(Beginning of Supplied records)

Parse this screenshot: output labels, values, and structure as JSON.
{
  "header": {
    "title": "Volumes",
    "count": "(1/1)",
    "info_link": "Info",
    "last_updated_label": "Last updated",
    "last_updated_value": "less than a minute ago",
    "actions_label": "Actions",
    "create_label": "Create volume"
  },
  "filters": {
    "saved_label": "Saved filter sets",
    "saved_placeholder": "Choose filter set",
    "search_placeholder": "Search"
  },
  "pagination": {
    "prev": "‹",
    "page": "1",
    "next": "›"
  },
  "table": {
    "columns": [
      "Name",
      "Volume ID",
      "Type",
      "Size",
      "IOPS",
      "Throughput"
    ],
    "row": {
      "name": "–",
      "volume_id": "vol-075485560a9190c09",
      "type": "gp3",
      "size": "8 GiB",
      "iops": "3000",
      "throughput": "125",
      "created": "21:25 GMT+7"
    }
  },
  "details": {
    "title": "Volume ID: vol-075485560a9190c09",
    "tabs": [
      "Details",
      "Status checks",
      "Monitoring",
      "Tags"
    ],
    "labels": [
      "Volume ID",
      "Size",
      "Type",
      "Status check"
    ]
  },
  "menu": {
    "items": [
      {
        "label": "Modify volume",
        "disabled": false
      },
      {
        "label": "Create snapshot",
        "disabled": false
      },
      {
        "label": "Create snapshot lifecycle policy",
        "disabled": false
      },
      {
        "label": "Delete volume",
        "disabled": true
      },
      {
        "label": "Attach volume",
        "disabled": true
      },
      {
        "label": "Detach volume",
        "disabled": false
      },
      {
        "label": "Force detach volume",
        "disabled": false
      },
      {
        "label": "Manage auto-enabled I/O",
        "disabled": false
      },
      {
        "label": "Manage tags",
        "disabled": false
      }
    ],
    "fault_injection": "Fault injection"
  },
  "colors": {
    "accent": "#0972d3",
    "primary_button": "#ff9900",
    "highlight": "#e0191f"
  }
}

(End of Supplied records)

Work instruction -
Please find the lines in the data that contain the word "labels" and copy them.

Task result -
Parse this screenshot: output labels, values, and structure as JSON.
    "labels": [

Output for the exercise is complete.